_What is expected_:
Within the material, how many of the lines include the word "photo"? State only that number.

_Listed entries_:
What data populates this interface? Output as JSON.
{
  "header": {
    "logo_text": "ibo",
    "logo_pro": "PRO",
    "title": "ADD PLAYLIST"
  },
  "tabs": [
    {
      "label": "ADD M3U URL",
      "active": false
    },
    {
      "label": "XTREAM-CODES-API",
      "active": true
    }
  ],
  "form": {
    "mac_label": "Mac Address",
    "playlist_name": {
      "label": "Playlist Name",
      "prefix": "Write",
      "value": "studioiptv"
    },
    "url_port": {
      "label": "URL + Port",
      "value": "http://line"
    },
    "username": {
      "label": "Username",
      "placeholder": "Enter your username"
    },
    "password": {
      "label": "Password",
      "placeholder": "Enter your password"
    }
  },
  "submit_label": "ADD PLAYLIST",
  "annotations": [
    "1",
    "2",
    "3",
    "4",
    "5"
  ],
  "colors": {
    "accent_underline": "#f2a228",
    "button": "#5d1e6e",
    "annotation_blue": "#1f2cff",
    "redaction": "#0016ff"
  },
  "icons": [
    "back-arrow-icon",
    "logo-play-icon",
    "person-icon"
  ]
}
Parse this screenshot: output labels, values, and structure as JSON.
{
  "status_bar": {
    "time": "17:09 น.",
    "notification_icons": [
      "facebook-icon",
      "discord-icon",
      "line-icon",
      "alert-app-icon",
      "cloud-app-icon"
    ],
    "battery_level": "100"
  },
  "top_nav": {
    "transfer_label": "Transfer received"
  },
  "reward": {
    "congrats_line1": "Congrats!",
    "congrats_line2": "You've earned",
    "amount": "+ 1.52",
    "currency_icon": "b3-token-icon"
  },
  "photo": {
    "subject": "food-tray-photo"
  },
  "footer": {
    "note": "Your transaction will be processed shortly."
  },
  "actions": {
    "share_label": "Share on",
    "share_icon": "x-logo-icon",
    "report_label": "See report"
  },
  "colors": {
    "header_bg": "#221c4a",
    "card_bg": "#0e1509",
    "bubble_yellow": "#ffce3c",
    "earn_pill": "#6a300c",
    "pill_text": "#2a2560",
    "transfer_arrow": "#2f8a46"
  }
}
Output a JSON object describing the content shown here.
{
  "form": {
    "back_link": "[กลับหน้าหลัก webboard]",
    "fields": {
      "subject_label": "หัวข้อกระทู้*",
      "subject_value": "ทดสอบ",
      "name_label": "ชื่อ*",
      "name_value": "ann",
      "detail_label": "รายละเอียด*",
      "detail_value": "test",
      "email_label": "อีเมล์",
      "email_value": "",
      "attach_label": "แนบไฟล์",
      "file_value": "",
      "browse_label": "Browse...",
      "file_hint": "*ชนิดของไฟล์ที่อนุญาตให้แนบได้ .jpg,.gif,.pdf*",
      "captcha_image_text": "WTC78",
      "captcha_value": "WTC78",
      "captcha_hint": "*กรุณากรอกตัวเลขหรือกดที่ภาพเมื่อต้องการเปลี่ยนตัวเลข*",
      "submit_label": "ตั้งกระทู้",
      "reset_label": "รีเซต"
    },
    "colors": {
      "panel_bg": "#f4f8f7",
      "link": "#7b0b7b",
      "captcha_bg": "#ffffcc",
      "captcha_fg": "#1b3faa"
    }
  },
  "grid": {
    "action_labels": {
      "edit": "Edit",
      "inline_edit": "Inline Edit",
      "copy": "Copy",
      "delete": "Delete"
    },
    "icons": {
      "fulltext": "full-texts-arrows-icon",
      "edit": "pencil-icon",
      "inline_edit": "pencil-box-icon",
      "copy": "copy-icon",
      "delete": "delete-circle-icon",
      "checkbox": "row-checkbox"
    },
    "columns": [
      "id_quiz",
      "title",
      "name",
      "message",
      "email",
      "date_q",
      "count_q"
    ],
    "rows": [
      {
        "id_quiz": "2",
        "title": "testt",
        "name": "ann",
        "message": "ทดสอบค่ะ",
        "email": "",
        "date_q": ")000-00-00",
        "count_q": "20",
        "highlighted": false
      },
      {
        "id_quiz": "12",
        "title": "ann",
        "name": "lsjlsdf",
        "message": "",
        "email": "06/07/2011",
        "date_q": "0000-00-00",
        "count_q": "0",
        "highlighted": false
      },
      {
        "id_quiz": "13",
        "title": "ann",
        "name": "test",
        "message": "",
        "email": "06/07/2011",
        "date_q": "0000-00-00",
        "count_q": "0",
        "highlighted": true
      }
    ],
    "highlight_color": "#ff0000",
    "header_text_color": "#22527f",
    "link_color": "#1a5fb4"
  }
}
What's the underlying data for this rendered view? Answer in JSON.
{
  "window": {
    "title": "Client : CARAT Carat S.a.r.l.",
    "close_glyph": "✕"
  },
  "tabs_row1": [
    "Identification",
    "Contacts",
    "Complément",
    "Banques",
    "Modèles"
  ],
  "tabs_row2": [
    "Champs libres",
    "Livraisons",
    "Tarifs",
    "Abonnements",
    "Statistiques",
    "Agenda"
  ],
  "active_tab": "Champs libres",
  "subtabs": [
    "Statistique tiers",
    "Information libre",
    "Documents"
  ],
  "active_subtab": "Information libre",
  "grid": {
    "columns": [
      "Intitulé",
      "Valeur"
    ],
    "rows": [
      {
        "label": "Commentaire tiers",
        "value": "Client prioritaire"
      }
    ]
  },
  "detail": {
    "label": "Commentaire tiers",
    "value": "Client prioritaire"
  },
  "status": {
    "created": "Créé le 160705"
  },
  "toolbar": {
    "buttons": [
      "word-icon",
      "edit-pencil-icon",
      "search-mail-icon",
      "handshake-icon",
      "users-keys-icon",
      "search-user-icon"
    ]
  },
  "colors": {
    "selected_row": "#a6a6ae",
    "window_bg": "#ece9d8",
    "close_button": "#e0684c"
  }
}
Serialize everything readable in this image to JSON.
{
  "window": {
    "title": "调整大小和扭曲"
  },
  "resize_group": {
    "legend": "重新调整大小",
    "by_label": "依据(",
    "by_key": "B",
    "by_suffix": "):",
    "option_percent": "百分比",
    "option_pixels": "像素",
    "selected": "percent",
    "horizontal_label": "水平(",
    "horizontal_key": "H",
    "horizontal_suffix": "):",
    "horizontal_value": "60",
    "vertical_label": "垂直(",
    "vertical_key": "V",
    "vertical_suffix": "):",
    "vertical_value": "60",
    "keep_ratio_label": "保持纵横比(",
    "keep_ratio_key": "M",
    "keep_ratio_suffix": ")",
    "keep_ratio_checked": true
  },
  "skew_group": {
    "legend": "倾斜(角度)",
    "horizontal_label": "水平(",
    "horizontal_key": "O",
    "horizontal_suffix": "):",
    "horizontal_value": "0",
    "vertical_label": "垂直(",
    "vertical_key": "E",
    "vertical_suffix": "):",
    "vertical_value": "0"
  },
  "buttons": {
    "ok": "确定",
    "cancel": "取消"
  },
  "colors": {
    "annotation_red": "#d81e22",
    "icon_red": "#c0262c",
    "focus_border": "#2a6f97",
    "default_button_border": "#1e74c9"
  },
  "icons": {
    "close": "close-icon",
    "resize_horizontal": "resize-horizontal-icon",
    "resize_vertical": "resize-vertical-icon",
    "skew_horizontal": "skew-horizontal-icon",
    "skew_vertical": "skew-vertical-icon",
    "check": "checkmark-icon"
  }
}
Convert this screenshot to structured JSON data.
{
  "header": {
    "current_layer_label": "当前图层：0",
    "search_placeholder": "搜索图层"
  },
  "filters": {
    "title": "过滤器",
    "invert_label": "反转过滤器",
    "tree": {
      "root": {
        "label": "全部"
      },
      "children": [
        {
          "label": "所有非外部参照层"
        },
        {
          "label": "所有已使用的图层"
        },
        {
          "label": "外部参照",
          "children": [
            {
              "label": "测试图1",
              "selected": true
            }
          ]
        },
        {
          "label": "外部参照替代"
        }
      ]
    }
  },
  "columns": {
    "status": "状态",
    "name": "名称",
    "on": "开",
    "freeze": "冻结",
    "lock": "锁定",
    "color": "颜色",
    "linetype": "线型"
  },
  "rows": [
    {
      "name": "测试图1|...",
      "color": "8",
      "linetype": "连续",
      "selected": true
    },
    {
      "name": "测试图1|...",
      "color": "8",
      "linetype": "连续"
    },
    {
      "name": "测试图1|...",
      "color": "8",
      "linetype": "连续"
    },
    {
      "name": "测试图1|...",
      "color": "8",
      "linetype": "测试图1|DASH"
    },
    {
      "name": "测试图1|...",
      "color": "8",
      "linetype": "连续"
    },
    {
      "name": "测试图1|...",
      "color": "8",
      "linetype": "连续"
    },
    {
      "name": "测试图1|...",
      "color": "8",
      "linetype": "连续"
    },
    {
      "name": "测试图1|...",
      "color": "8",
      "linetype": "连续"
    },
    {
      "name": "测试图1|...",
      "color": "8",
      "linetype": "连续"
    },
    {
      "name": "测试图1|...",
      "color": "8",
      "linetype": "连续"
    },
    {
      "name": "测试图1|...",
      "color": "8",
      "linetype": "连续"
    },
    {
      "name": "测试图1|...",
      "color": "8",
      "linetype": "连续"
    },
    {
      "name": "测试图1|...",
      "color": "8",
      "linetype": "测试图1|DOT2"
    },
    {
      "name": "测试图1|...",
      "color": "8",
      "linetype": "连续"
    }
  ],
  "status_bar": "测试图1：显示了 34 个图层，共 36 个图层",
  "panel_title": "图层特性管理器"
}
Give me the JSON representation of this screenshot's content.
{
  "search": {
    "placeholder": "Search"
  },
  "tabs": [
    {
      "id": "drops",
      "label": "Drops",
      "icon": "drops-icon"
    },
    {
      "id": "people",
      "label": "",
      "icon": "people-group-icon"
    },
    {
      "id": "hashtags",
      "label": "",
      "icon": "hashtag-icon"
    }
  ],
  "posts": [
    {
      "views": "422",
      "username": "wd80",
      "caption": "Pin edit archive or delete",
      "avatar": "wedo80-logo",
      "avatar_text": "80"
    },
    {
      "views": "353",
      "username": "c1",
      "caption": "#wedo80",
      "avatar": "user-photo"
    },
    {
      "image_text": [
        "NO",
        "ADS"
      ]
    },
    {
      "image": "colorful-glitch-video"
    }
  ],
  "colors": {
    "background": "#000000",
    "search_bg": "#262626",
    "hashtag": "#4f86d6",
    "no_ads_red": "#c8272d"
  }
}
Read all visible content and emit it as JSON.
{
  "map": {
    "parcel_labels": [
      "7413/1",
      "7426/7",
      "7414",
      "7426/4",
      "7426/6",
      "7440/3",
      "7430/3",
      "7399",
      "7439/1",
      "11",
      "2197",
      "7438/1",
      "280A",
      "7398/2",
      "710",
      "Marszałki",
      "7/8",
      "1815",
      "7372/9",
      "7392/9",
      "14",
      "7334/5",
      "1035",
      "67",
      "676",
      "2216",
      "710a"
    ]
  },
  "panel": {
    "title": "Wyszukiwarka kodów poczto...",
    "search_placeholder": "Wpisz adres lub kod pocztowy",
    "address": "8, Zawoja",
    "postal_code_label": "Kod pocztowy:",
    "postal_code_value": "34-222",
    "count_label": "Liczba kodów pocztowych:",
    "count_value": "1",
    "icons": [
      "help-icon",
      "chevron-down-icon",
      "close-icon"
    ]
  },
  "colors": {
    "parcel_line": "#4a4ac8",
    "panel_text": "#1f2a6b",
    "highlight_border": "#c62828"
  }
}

_Finished exercise_:
3